Increased industrial and agricultural activity has led to the contamination of the earth's soil and groundwater resources with hazardous chemicals. The presence of heavy metals, dyes, fluorides, dissolved solids, and many other pollutants used in industry and agriculture are responsible for hazardous levels of water pollution. The removal of these pollutants in water resources is challenging. Bioremediation is a new technique that employs living organisms, usually bacteria and fungi, to remove pollutants from soil and water, preferably in situ. This approach is more cost-effective than traditional techniques, such as the incineration of soils and carbon filtration of water. It requires understanding how organisms consume and transform polluting chemicals, survive in polluted environments, and how they should be employed in the field.

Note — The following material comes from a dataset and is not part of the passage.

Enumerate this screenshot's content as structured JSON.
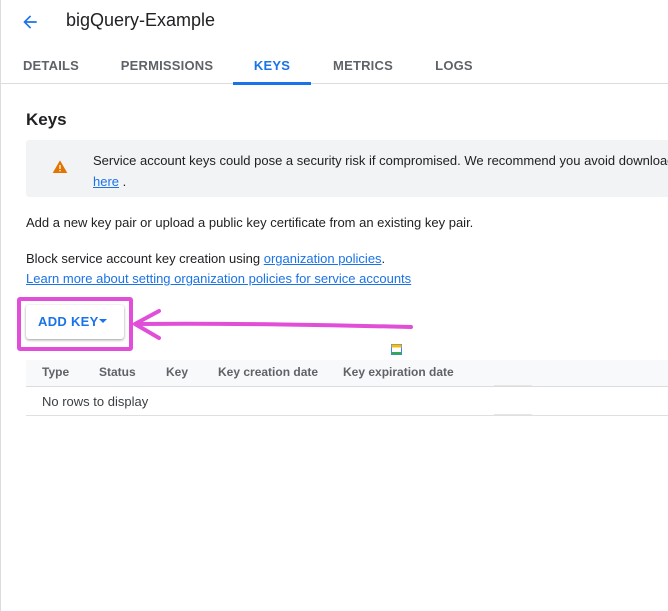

Bioremediation for Environmental Pollutants
discusses the latest research in green chemistry and practices and principles involved in the quality improvement of water by remediation. It covers different aspects of environmental problems and their remedies with up-to-date developments in the field of bioremediation of industrial/environmental pollutants. Volume 2 explains the methods used to control the remediation processes making it cost-effectively and feasible. It elaborates on the application of microbial enzymes, microalgae, and genetically engineered microorganisms in the bioremediation of significant pollutants, food wastes, distillery wastewater, and pharmaceutical wastes.
This book is invaluable for researchers and scientists in environmental science, environmental microbiology, and waste management. It also serves as a learning resource for graduate and undergraduate students in environmental science, microbiology, limnology, freshwater ecology, and microbial biotechnology.